EXERCISE:
Your answer must contain each line of the listing in which "icon" appears, copied in full.
|---|
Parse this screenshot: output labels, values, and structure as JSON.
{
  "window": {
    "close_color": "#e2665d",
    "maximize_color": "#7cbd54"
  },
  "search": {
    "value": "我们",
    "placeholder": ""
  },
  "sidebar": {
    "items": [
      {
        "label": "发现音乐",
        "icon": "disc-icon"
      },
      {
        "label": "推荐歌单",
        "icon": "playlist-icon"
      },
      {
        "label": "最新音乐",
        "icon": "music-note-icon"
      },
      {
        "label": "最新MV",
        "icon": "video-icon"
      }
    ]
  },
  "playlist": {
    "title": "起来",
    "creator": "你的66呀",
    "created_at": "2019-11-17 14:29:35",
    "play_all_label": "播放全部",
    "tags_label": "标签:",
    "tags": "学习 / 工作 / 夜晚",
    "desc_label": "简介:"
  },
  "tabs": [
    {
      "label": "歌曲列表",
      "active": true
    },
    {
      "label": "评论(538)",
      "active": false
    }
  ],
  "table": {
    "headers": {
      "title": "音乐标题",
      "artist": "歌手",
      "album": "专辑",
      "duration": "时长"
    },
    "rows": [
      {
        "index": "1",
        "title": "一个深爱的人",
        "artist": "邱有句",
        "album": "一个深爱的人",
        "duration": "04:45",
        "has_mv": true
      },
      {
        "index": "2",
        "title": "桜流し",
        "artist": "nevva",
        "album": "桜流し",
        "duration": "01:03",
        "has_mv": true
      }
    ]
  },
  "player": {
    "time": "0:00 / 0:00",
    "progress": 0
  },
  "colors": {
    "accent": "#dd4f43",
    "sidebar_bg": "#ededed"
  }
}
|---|
COMPLETED EXERCISE:
        "icon": "disc-icon"
        "icon": "playlist-icon"
        "icon": "music-note-icon"
        "icon": "video-icon"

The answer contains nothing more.